“While just seven years ago it seemed quite plausible that the world was on track for around [4°C] warming by 2100, a combination of climate policies and falling clean energy costs has flattened the curve of future emissions,” noted Carbon Brief.

The credibility gap lies in between the rosy net-zero pledges and a shorter-term imperative: to slash global emissions by 2030 to only half of 2010 values, in order to preserve a reasonable (two-thirds) chance of keeping long-term warming to no more than 1.5°C.
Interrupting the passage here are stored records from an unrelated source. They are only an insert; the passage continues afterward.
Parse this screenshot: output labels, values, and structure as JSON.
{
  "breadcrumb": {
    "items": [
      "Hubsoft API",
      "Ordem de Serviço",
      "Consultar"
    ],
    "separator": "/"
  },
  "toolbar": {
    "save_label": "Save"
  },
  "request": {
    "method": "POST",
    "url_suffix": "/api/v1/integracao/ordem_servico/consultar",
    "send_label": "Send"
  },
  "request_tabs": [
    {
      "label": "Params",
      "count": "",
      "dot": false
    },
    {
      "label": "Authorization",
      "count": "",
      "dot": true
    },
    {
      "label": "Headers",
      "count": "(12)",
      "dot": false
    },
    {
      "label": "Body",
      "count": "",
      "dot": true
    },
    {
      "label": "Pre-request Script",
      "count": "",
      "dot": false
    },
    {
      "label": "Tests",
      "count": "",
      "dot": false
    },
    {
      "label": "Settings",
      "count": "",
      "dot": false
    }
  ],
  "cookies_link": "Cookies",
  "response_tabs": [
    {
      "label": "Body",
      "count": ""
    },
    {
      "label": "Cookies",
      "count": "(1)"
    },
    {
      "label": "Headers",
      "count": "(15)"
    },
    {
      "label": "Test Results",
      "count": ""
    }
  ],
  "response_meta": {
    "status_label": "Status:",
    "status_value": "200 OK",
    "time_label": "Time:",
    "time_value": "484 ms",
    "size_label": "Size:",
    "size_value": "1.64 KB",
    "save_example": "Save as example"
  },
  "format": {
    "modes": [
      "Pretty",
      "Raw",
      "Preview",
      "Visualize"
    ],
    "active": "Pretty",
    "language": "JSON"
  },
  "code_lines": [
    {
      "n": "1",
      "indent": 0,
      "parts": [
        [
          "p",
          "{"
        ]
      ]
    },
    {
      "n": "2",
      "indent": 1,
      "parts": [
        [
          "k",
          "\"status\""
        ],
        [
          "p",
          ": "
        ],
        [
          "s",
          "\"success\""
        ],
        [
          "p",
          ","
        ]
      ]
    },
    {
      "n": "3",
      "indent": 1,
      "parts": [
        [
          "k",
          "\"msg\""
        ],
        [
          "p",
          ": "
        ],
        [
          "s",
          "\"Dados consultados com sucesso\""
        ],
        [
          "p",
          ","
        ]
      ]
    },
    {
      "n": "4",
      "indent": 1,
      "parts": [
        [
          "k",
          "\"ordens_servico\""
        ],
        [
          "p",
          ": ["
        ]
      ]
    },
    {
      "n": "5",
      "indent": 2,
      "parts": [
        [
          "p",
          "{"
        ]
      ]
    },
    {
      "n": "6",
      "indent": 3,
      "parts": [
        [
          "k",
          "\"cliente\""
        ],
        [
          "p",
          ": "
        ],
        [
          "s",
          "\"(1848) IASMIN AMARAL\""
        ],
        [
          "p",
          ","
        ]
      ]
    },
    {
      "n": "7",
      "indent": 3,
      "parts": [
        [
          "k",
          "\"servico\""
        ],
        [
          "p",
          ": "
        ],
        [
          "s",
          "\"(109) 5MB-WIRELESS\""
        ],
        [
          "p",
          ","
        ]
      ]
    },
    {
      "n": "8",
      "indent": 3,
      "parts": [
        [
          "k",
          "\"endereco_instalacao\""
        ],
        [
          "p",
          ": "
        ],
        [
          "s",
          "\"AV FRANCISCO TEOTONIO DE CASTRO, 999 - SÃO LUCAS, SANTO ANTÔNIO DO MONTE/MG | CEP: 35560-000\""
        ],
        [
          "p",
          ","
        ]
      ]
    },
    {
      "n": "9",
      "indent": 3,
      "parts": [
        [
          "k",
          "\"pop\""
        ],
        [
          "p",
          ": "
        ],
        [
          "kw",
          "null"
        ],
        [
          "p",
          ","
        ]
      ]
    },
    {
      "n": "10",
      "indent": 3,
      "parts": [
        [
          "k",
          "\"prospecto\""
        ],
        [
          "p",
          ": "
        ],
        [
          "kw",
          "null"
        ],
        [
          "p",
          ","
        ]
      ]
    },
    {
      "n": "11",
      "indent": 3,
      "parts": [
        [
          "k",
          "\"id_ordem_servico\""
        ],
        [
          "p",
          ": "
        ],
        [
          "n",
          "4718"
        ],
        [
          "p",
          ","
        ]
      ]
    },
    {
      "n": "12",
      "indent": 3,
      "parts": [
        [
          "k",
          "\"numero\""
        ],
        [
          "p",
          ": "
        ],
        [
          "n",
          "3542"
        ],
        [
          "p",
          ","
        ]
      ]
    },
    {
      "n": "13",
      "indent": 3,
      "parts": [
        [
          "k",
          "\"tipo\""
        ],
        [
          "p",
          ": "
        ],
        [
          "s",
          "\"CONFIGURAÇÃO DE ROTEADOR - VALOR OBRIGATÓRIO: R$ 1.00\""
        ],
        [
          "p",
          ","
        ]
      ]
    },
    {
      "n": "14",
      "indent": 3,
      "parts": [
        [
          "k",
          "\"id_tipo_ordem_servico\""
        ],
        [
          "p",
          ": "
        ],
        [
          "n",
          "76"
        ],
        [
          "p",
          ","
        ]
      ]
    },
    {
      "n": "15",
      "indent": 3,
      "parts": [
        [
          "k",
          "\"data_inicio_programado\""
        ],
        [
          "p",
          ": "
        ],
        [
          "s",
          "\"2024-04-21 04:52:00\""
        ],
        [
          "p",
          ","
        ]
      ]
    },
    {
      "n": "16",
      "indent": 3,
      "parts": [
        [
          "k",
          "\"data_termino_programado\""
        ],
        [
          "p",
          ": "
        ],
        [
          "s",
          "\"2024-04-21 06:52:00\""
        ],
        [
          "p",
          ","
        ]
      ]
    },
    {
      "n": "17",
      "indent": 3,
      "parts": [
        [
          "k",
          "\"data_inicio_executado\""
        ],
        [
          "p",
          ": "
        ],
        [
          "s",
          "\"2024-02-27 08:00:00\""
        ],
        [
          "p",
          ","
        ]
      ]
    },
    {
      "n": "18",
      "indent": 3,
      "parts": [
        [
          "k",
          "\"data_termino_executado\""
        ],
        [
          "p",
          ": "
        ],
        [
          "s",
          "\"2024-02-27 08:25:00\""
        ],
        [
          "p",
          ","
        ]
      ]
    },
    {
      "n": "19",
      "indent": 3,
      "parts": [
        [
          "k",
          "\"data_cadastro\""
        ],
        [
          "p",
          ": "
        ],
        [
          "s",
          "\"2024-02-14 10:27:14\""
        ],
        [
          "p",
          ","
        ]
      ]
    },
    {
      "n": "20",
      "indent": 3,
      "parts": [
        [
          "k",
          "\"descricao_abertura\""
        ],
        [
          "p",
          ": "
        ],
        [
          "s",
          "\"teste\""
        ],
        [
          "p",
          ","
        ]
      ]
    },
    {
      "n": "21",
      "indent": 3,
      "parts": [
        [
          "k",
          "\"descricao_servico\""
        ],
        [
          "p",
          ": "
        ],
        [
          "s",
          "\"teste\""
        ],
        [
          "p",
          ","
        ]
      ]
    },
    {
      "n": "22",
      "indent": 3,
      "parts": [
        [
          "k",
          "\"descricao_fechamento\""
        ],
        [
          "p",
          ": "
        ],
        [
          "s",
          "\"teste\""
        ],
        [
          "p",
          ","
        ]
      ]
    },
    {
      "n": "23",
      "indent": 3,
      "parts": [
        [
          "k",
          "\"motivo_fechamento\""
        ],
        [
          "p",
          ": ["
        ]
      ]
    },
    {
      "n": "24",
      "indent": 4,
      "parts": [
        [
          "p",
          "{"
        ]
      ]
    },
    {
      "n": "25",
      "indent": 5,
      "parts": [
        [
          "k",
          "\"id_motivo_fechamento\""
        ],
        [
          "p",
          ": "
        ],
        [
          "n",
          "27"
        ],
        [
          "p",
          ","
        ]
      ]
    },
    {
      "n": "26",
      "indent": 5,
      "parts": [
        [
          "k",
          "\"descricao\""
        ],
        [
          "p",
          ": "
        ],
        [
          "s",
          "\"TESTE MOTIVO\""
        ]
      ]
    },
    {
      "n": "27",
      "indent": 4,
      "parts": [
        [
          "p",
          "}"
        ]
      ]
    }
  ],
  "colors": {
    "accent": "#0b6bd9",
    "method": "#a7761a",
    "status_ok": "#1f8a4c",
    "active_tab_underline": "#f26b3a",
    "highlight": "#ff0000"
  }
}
The UN’s latest Emissions Gap Report, issued just before the Glasgow summit, warned that the 2030 commitments “do not yet set G20 members (accounting for close to 80 per cent of [greenhouse gas] emissions) on a clear path towards net zero. Moreover, G20 members as a group do not have policies in place to achieve even the NDCs, much less net zero.”

There’s no enforcement mechanism in the Paris Agreement – it’s all voluntary – so it will come down to the willpower, legal heft, and political pressures exerted in each country to make the 2030 cuts happen and to continue pushing toward carbon neutrality.

•  Adaptation and finance. Although COP26 managed to renew the $100-billion-per-year commitment from rich countries, and it ended with a call for “significantly increasing support,” the meeting made no further headway in securing the vast sums needed by the poorest and most vulnerable countries to address ongoing and imminent climate change.

The UN’s latest Adaptation Gap report, issued during the Glasgow summit, warns that the annual costs of adaptation in developing countries may hit the range of $280-500 billion by 2050. The report also stressed the opportunity that was largely lost to incorporate climate adaptation into COVID relief efforts, and it noted pressures that COVID-related debts could put on future adaptation funding.

On the plus side, “climate change adaptation is becoming increasingly embedded in policy and planning across the world,” according to the report.

“We need a step change in adaptation ambition for funding and implementation to significantly reduce damages and losses from climate change. And we need it now,” said UN Environment Programme executive director Inger Andersen in the report.

Other crevasses in the way

Beyond these widely acknowledged shortfalls, there are other gaps to consider:

•  Representation. Leaders from several of the world’s highest-emitting countries were no-shows in Glasgow, including China’s Xi Jinping, Russia’s Vladimir Putin, and Brazil’s Jair Bolsonaro.

•  Accounting. A major Washington Post analysis found that the total greenhouse emissions reported nation-by-nation to the UN is as much as 23% lower than scientists’ global-scale emission estimates, a shortfall that could play havoc with pledge accounting.

•  International shipping and aviation. Though they make up an increasing share of total global greenhouse emissions, these activities typically fall through the cracks of the COP process, as they don’t “belong” to any single country. A group of 23 countries, including the U.S., did launch an International Aviation Climate Ambition Coalition on November 11, urging the International Civil Aviation Organization and individual countries to pursue a net-zero-by-2050 stance within aviation.

Despite these and other gaps, there were enough promising outcomes in and around the Glasgow meeting – what UN secretary general António Guterres called “building blocks for progress” – to keep many of the most dedicated scientists, activists, and diplomats looking to 2022 and beyond with at least glimmers of hope.

“At COP26, parties built a bridge between good intentions and measurable actions to lower emissions, increase resilience, and provide much-needed finance,” UNFCCC executive secretary Patricia Espinosa said in her closing remarks at Glasgow. 

“Some of the oldest and most magnificent bridges in the world can be found here in Scotland … but bridges are meant to be crossed, and cross we must.

“The waters of the climate emergency are rising rapidly. We must continue to fight for hope.”

Bob Henson

Bob Henson is a meteorologist and journalist based in Boulder, Colorado. He has written on weather and climate for the National Center for Atmospheric Research, Weather Underground, and many freelance...